Some of Facebook’s estimated 800 million global users received a shock over the past 24 hours when unsolicited graphic content such as pornography and violent images appeared in their news feeds. It is unclear how the material was distributed across the social network but many Facebook users vented their anger through other social media such as Twitter. “It seems every other day there is some new Facebook ‘threat,’ but this is just the new reality of Web 2.0 and social networking,” online security expert Paul Ferguson told Reuters. “It is ‘low-hanging fruit’ for criminals.”

The LinkedIn lockup is almost over and shareholders are winding up to sell more than 6.7 million shares. They are looking to realize gains in the stock, which has risen 74% since its initial public offering in May. Bain Capital is unloading its entire stake in the professional networking company now that the lockup period restricting insider sales is expiring, according to filings with the Securities and Exchange Commission. Bain led a $53-million investing round in LinkedIn in 2008 which valued the company at more than $1 billion.

Chipmakers most creative, drugmakers least?

Chipmakers including Intel and Qualcomm make up the world’s most innovative industry, according to a new analysis of patents by Thomson Reuters that is equally notable for some of the companies it does not include.

Thomson Reuters has just released its “Top 100 Global Innovators” list, which it compiled by scrutinizing patent data around the world using a peer-review methodology it developed.

“We tried to take an objective look at technology innovation and apply a composite measure not just of volumes, but also of influence in terms of citations of later published patents, in terms of globalization of patenting,” says Bob Stembridge, the lead analyst behind the study.

Confused about media and ad technologies? There’s a Lab for that.

Between the bazillion ad technology companies all claiming to revolutionize online advertising and an explosion of devices and services that promise to deliver  movies straight from the Internet to the TV, it’s  a full time job keeping tabs on what can do what.

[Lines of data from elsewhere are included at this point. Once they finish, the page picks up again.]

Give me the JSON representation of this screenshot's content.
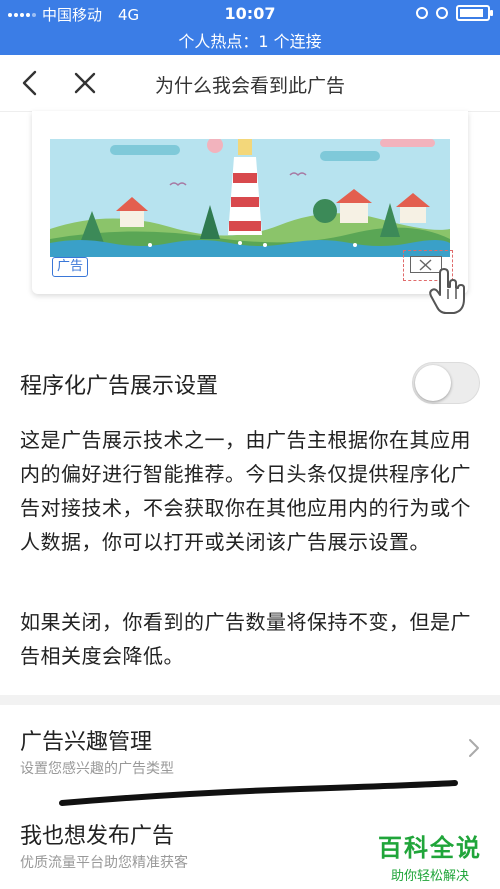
{
  "status_bar": {
    "carrier": "中国移动",
    "network": "4G",
    "time": "10:07",
    "battery_level": 0.9,
    "hotspot_text": "个人热点：1 个连接",
    "background_color": "#3b7de6"
  },
  "nav": {
    "title": "为什么我会看到此广告",
    "back_icon": "chevron-left-icon",
    "close_icon": "close-icon"
  },
  "ad_preview": {
    "badge_label": "广告",
    "close_icon": "close-icon",
    "pointer_icon": "hand-pointer-icon"
  },
  "programmatic_setting": {
    "title": "程序化广告展示设置",
    "toggle_on": false,
    "description": "这是广告展示技术之一，由广告主根据你在其应用内的偏好进行智能推荐。今日头条仅提供程序化广告对接技术，不会获取你在其他应用内的行为或个人数据，你可以打开或关闭该广告展示设置。",
    "note": "如果关闭，你看到的广告数量将保持不变，但是广告相关度会降低。"
  },
  "menu": [
    {
      "title": "广告兴趣管理",
      "subtitle": "设置您感兴趣的广告类型",
      "icon": "chevron-right-icon"
    },
    {
      "title": "我也想发布广告",
      "subtitle": "优质流量平台助您精准获客"
    }
  ],
  "watermark": {
    "title": "百科全说",
    "subtitle": "助你轻松解决",
    "color": "#20a53a"
  }
}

That’s why Interpublic Group’s Mediabrands launched Media Lab last Thursday, a 5,000 square foot space dedicated to learning and figuring out which end is up with various technologies available to marketers.

IPG vets technology before it can even make it to the front door of the Lab — meaning just because it’s out there doesn’t mean it makes the cut for testing. More than 500 companies are in its database and the Lab keeps in radio contact with venture capital firms and emerging media and tech related companies both large and small to stay on top of trends.

Microsoft’s Kinect eyes path beyond gaming, into other industries

As Microsoft Corp’s Xbox gaming console nears its 10th anniversay, the company said its future may lie beyond gaming.

“That’s still the core of what we do, but if you think of the next 10 years of our business, it’s all the new opportunities and possibilities that Kinect is opening us up to,” Craig Cincotta, director of communications for Xbox, told Reuters.

Microsoft’s Kinect, launched last year, is a sensing camera and microphone device that plugs into the Xbox 360 console, allowing users to play games purely with gestures and voice commands.